From the records below, copy the lines that include "RETURN".
┏━━
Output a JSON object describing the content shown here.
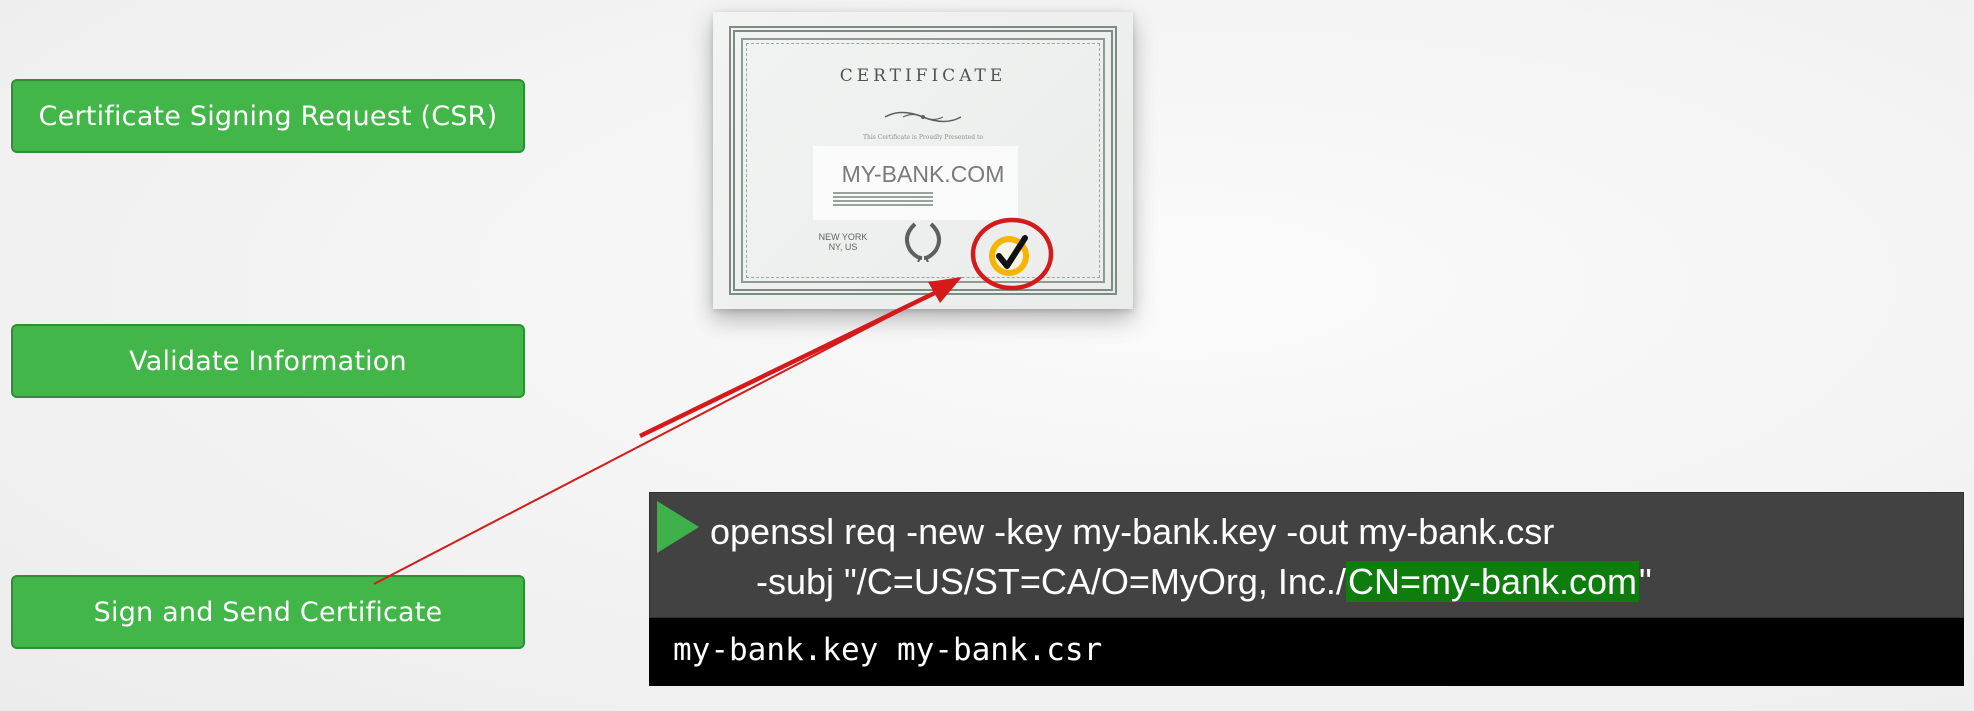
{
  "steps": [
    {
      "label": "Certificate Signing Request (CSR)"
    },
    {
      "label": "Validate Information"
    },
    {
      "label": "Sign and Send Certificate"
    }
  ],
  "certificate": {
    "title": "CERTIFICATE",
    "subtitle": "This Certificate is Proudly Presented to",
    "name": "MY-BANK.COM",
    "city_line1": "NEW YORK",
    "city_line2": "NY, US",
    "seal_icon": "checkmark-seal-icon",
    "seal_color": "#f5b400",
    "highlight_circle_color": "#d41a1a"
  },
  "command": {
    "line1": "openssl req -new -key my-bank.key -out my-bank.csr",
    "line2_prefix": "-subj \"/C=US/ST=CA/O=MyOrg, Inc./",
    "line2_highlight": "CN=my-bank.com",
    "line2_suffix": "\"",
    "highlight_color": "#0e7d0e"
  },
  "output": {
    "text": "my-bank.key my-bank.csr"
  },
  "colors": {
    "button_green": "#43b649",
    "arrow_red": "#d41a1a",
    "terminal_gray": "#424242"
  }
}
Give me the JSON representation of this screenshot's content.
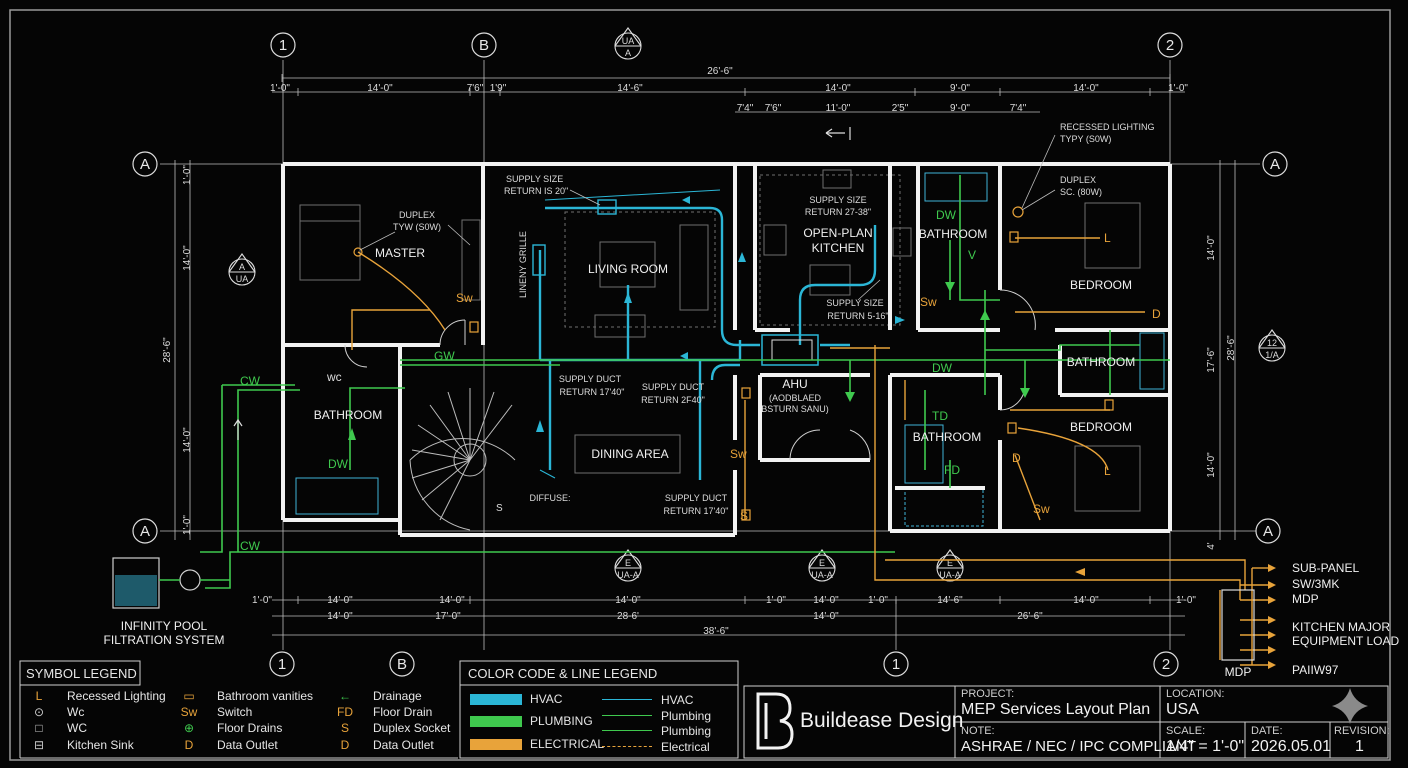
{
  "grid_bubbles": {
    "top": [
      "1",
      "B",
      "2"
    ],
    "bottom": [
      "1",
      "B",
      "1",
      "2"
    ],
    "left": [
      "A",
      "A"
    ],
    "right": [
      "A",
      "A"
    ]
  },
  "section_markers": {
    "top": {
      "top": "UA",
      "bottom": "A"
    },
    "left": {
      "top": "A",
      "bottom": "UA"
    },
    "right": {
      "top": "12",
      "bottom": "1/A"
    },
    "bottom1": {
      "top": "E",
      "bottom": "UA-A"
    },
    "bottom2": {
      "top": "E",
      "bottom": "UA-A"
    },
    "bottom3": {
      "top": "E",
      "bottom": "UA-A"
    }
  },
  "dimensions": {
    "top_overall": "26'-6\"",
    "top_row": [
      "1'-0\"",
      "14'-0\"",
      "7'6\"",
      "1'9\"",
      "14'-6\"",
      "14'-0\"",
      "9'-0\"",
      "14'-0\"",
      "1'-0\""
    ],
    "top_row2": [
      "7'4\"",
      "7'6\"",
      "11'-0\"",
      "2'5\"",
      "9'-0\"",
      "7'4\""
    ],
    "left": [
      "1'-0\"",
      "14'-0\"",
      "28'-6\"",
      "14'-0\"",
      "1'-0\""
    ],
    "right": [
      "14'-0\"",
      "17'-6\"",
      "28'-6\"",
      "14'-0\"",
      "4'"
    ],
    "bottom_row": [
      "1'-0\"",
      "14'-0\"",
      "14'-0\"",
      "14'-0\"",
      "1'-0\"",
      "14'-0\"",
      "1'-0\"",
      "14'-6\"",
      "14'-0\"",
      "1'-0\""
    ],
    "bottom_row2": [
      "14'-0\"",
      "17'-0\"",
      "28-6'",
      "14'-0\"",
      "26'-6\""
    ],
    "bottom_overall": "38'-6\""
  },
  "rooms": {
    "master": "MASTER",
    "living": "LIVING ROOM",
    "kitchen_1": "OPEN-PLAN",
    "kitchen_2": "KITCHEN",
    "bath_left": "BATHROOM",
    "bath_top": "BATHROOM",
    "bath_mid": "BATHROOM",
    "bath_right": "BATHROOM",
    "bedroom_top": "BEDROOM",
    "bedroom_bottom": "BEDROOM",
    "dining": "DINING AREA",
    "ahu": "AHU",
    "ahu_note_1": "(AODBLAED",
    "ahu_note_2": "BSTURN SANU)"
  },
  "annotations": {
    "duplex_master_1": "DUPLEX",
    "duplex_master_2": "TYW (S0W)",
    "supply_living_1": "SUPPLY SIZE",
    "supply_living_2": "RETURN IS 20\"",
    "linen_grille": "LINENY GRILLE",
    "supply_kitchen_1": "SUPPLY SIZE",
    "supply_kitchen_2": "RETURN 27-38\"",
    "supply_kitchen2_1": "SUPPLY SIZE",
    "supply_kitchen2_2": "RETURN 5-16\"",
    "recessed_1": "RECESSED LIGHTING",
    "recessed_2": "TYPY (S0W)",
    "duplex_right_1": "DUPLEX",
    "duplex_right_2": "SC. (80W)",
    "supply_duct_a1": "SUPPLY DUCT",
    "supply_duct_a2": "RETURN 17'40\"",
    "supply_duct_b1": "SUPPLY DUCT",
    "supply_duct_b2": "RETURN 2F40\"",
    "supply_duct_c1": "SUPPLY DUCT",
    "supply_duct_c2": "RETURN 17'40\"",
    "diffuser": "DIFFUSE:",
    "pool_1": "INFINITY POOL",
    "pool_2": "FILTRATION SYSTEM"
  },
  "tags": {
    "cw1": "CW",
    "cw2": "CW",
    "gw": "GW",
    "wc": "wc",
    "dw_left": "DW",
    "dw_top": "DW",
    "dw_mid": "DW",
    "v": "V",
    "l1": "L",
    "l2": "L",
    "d1": "D",
    "d2": "D",
    "sw1": "Sw",
    "sw2": "Sw",
    "sw3": "Sw",
    "sw4": "Sw",
    "fd": "FD",
    "td": "TD",
    "s_stair": "S",
    "s_dining": "S"
  },
  "panel": {
    "label": "MDP",
    "feeds": [
      "SUB-PANEL",
      "SW/3MK",
      "MDP",
      "KITCHEN MAJOR",
      "EQUIPMENT LOAD",
      "PAIIW97"
    ]
  },
  "symbol_legend": {
    "title": "SYMBOL LEGEND",
    "items": [
      {
        "sym": "L",
        "label": "Recessed Lighting",
        "color": "#e8a33a"
      },
      {
        "sym": "⊙",
        "label": "Wc",
        "color": "#cccccc"
      },
      {
        "sym": "□",
        "label": "WC",
        "color": "#cccccc"
      },
      {
        "sym": "⊟",
        "label": "Kitchen Sink",
        "color": "#cccccc"
      },
      {
        "sym": "▭",
        "label": "Bathroom vanities",
        "color": "#e8a33a"
      },
      {
        "sym": "Sw",
        "label": "Switch",
        "color": "#e8a33a"
      },
      {
        "sym": "⊕",
        "label": "Floor Drains",
        "color": "#3fc94e"
      },
      {
        "sym": "D",
        "label": "Data Outlet",
        "color": "#e8a33a"
      },
      {
        "sym": "←",
        "label": "Drainage",
        "color": "#3fc94e"
      },
      {
        "sym": "FD",
        "label": "Floor Drain",
        "color": "#e8a33a"
      },
      {
        "sym": "S",
        "label": "Duplex Socket",
        "color": "#e8a33a"
      },
      {
        "sym": "D",
        "label": "Data Outlet",
        "color": "#e8a33a"
      }
    ]
  },
  "color_legend": {
    "title": "COLOR CODE & LINE LEGEND",
    "swatches": [
      {
        "label": "HVAC",
        "color": "#2bb6d6"
      },
      {
        "label": "PLUMBING",
        "color": "#3fc94e"
      },
      {
        "label": "ELECTRICAL",
        "color": "#e8a33a"
      }
    ],
    "lines": [
      {
        "label": "HVAC",
        "color": "#2bb6d6"
      },
      {
        "label": "Plumbing",
        "color": "#3fc94e"
      },
      {
        "label": "Plumbing",
        "color": "#3fc94e"
      },
      {
        "label": "Electrical",
        "color": "#e8a33a"
      }
    ]
  },
  "title_block": {
    "company": "Buildease Design",
    "project_label": "PROJECT:",
    "project": "MEP Services Layout Plan",
    "location_label": "LOCATION:",
    "location": "USA",
    "note_label": "NOTE:",
    "note": "ASHRAE / NEC / IPC COMPLIANT",
    "scale_label": "SCALE:",
    "scale": "1/4\" = 1'-0\"",
    "date_label": "DATE:",
    "date": "2026.05.01",
    "revision_label": "REVISION:",
    "revision": "1"
  },
  "colors": {
    "hvac": "#2bb6d6",
    "plumbing": "#3fc94e",
    "electrical": "#e8a33a",
    "wall": "#f2f2f2",
    "background": "#050505"
  }
}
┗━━
[Written solution]
    "supply_living_2": "RETURN IS 20\"",
    "supply_kitchen_2": "RETURN 27-38\"",
    "supply_kitchen2_2": "RETURN 5-16\"",
    "supply_duct_a2": "RETURN 17'40\"",
    "supply_duct_b2": "RETURN 2F40\"",
    "supply_duct_c2": "RETURN 17'40\"",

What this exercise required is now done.